## [PROBLEM]
Please reproduce the following records exactly, with nothing omitted.

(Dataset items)
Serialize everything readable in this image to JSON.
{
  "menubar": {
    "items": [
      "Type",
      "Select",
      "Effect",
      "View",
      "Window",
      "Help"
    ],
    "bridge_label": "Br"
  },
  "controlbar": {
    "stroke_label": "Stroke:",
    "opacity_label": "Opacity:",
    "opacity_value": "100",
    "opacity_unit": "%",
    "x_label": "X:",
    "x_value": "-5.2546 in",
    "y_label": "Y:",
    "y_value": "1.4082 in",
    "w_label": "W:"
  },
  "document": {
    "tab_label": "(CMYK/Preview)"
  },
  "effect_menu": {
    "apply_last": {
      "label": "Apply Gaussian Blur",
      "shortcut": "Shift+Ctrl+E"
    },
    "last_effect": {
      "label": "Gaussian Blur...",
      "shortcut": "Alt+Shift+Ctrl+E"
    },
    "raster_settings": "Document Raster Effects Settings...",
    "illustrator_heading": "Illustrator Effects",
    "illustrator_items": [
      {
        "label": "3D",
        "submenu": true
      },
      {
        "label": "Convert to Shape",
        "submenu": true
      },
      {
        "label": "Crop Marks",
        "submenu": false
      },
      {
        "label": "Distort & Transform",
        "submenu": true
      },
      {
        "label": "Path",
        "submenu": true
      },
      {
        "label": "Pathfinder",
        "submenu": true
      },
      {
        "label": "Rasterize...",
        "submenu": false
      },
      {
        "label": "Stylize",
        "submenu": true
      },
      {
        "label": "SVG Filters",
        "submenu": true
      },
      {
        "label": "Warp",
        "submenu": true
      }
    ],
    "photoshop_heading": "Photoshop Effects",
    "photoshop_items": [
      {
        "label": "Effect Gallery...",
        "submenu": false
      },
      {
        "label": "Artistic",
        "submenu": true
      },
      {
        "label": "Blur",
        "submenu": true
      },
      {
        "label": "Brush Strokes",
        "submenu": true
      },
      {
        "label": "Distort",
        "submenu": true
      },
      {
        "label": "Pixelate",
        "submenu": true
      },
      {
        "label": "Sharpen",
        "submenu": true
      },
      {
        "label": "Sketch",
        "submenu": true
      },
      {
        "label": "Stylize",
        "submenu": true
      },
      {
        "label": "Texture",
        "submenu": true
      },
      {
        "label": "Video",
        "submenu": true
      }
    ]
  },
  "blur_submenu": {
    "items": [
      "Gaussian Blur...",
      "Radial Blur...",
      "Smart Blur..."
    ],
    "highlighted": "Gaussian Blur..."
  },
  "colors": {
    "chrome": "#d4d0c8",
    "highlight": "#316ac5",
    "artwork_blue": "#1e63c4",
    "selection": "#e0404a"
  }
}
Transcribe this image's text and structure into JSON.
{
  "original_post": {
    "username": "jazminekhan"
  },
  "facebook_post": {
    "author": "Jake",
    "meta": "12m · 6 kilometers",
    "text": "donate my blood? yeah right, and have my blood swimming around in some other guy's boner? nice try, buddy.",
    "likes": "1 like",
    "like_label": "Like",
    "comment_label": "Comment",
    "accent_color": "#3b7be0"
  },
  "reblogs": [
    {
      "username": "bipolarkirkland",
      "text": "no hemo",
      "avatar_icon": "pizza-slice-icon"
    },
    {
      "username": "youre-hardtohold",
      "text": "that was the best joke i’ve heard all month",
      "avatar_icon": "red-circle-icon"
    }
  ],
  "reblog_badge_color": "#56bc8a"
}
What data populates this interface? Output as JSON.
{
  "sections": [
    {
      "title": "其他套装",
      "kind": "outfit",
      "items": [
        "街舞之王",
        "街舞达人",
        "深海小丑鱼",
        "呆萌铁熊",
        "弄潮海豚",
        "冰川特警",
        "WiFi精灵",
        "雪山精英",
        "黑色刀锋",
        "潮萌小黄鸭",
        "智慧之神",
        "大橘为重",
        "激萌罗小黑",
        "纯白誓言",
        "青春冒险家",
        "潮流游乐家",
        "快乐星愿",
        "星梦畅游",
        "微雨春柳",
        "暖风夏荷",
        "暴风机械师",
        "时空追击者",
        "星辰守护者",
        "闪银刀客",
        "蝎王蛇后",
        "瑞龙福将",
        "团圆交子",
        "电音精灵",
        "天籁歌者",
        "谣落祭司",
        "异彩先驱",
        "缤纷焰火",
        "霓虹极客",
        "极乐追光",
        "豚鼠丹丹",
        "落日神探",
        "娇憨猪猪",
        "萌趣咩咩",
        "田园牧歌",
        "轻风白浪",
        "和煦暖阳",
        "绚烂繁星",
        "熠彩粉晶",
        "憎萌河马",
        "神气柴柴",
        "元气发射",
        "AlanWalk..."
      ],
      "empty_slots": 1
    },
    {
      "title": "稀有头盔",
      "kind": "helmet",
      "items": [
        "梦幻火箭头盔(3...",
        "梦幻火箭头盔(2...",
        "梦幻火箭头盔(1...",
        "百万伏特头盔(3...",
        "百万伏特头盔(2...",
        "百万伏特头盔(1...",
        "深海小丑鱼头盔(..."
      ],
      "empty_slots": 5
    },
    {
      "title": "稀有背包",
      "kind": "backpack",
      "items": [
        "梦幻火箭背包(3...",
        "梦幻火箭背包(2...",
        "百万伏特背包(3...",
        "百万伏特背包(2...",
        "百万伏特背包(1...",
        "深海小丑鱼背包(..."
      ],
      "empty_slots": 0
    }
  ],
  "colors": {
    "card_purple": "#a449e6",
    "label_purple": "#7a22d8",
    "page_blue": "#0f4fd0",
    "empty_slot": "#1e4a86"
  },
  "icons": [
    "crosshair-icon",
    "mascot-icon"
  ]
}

## [ANSWER SPACE]
Serialize everything readable in this image to JSON.
{
  "menubar": {
    "items": [
      "Type",
      "Select",
      "Effect",
      "View",
      "Window",
      "Help"
    ],
    "bridge_label": "Br"
  },
  "controlbar": {
    "stroke_label": "Stroke:",
    "opacity_label": "Opacity:",
    "opacity_value": "100",
    "opacity_unit": "%",
    "x_label": "X:",
    "x_value": "-5.2546 in",
    "y_label": "Y:",
    "y_value": "1.4082 in",
    "w_label": "W:"
  },
  "document": {
    "tab_label": "(CMYK/Preview)"
  },
  "effect_menu": {
    "apply_last": {
      "label": "Apply Gaussian Blur",
      "shortcut": "Shift+Ctrl+E"
    },
    "last_effect": {
      "label": "Gaussian Blur...",
      "shortcut": "Alt+Shift+Ctrl+E"
    },
    "raster_settings": "Document Raster Effects Settings...",
    "illustrator_heading": "Illustrator Effects",
    "illustrator_items": [
      {
        "label": "3D",
        "submenu": true
      },
      {
        "label": "Convert to Shape",
        "submenu": true
      },
      {
        "label": "Crop Marks",
        "submenu": false
      },
      {
        "label": "Distort & Transform",
        "submenu": true
      },
      {
        "label": "Path",
        "submenu": true
      },
      {
        "label": "Pathfinder",
        "submenu": true
      },
      {
        "label": "Rasterize...",
        "submenu": false
      },
      {
        "label": "Stylize",
        "submenu": true
      },
      {
        "label": "SVG Filters",
        "submenu": true
      },
      {
        "label": "Warp",
        "submenu": true
      }
    ],
    "photoshop_heading": "Photoshop Effects",
    "photoshop_items": [
      {
        "label": "Effect Gallery...",
        "submenu": false
      },
      {
        "label": "Artistic",
        "submenu": true
      },
      {
        "label": "Blur",
        "submenu": true
      },
      {
        "label": "Brush Strokes",
        "submenu": true
      },
      {
        "label": "Distort",
        "submenu": true
      },
      {
        "label": "Pixelate",
        "submenu": true
      },
      {
        "label": "Sharpen",
        "submenu": true
      },
      {
        "label": "Sketch",
        "submenu": true
      },
      {
        "label": "Stylize",
        "submenu": true
      },
      {
        "label": "Texture",
        "submenu": true
      },
      {
        "label": "Video",
        "submenu": true
      }
    ]
  },
  "blur_submenu": {
    "items": [
      "Gaussian Blur...",
      "Radial Blur...",
      "Smart Blur..."
    ],
    "highlighted": "Gaussian Blur..."
  },
  "colors": {
    "chrome": "#d4d0c8",
    "highlight": "#316ac5",
    "artwork_blue": "#1e63c4",
    "selection": "#e0404a"
  }
}
Transcribe this image's text and structure into JSON.
{
  "original_post": {
    "username": "jazminekhan"
  },
  "facebook_post": {
    "author": "Jake",
    "meta": "12m · 6 kilometers",
    "text": "donate my blood? yeah right, and have my blood swimming around in some other guy's boner? nice try, buddy.",
    "likes": "1 like",
    "like_label": "Like",
    "comment_label": "Comment",
    "accent_color": "#3b7be0"
  },
  "reblogs": [
    {
      "username": "bipolarkirkland",
      "text": "no hemo",
      "avatar_icon": "pizza-slice-icon"
    },
    {
      "username": "youre-hardtohold",
      "text": "that was the best joke i’ve heard all month",
      "avatar_icon": "red-circle-icon"
    }
  ],
  "reblog_badge_color": "#56bc8a"
}
What data populates this interface? Output as JSON.
{
  "sections": [
    {
      "title": "其他套装",
      "kind": "outfit",
      "items": [
        "街舞之王",
        "街舞达人",
        "深海小丑鱼",
        "呆萌铁熊",
        "弄潮海豚",
        "冰川特警",
        "WiFi精灵",
        "雪山精英",
        "黑色刀锋",
        "潮萌小黄鸭",
        "智慧之神",
        "大橘为重",
        "激萌罗小黑",
        "纯白誓言",
        "青春冒险家",
        "潮流游乐家",
        "快乐星愿",
        "星梦畅游",
        "微雨春柳",
        "暖风夏荷",
        "暴风机械师",
        "时空追击者",
        "星辰守护者",
        "闪银刀客",
        "蝎王蛇后",
        "瑞龙福将",
        "团圆交子",
        "电音精灵",
        "天籁歌者",
        "谣落祭司",
        "异彩先驱",
        "缤纷焰火",
        "霓虹极客",
        "极乐追光",
        "豚鼠丹丹",
        "落日神探",
        "娇憨猪猪",
        "萌趣咩咩",
        "田园牧歌",
        "轻风白浪",
        "和煦暖阳",
        "绚烂繁星",
        "熠彩粉晶",
        "憎萌河马",
        "神气柴柴",
        "元气发射",
        "AlanWalk..."
      ],
      "empty_slots": 1
    },
    {
      "title": "稀有头盔",
      "kind": "helmet",
      "items": [
        "梦幻火箭头盔(3...",
        "梦幻火箭头盔(2...",
        "梦幻火箭头盔(1...",
        "百万伏特头盔(3...",
        "百万伏特头盔(2...",
        "百万伏特头盔(1...",
        "深海小丑鱼头盔(..."
      ],
      "empty_slots": 5
    },
    {
      "title": "稀有背包",
      "kind": "backpack",
      "items": [
        "梦幻火箭背包(3...",
        "梦幻火箭背包(2...",
        "百万伏特背包(3...",
        "百万伏特背包(2...",
        "百万伏特背包(1...",
        "深海小丑鱼背包(..."
      ],
      "empty_slots": 0
    }
  ],
  "colors": {
    "card_purple": "#a449e6",
    "label_purple": "#7a22d8",
    "page_blue": "#0f4fd0",
    "empty_slot": "#1e4a86"
  },
  "icons": [
    "crosshair-icon",
    "mascot-icon"
  ]
}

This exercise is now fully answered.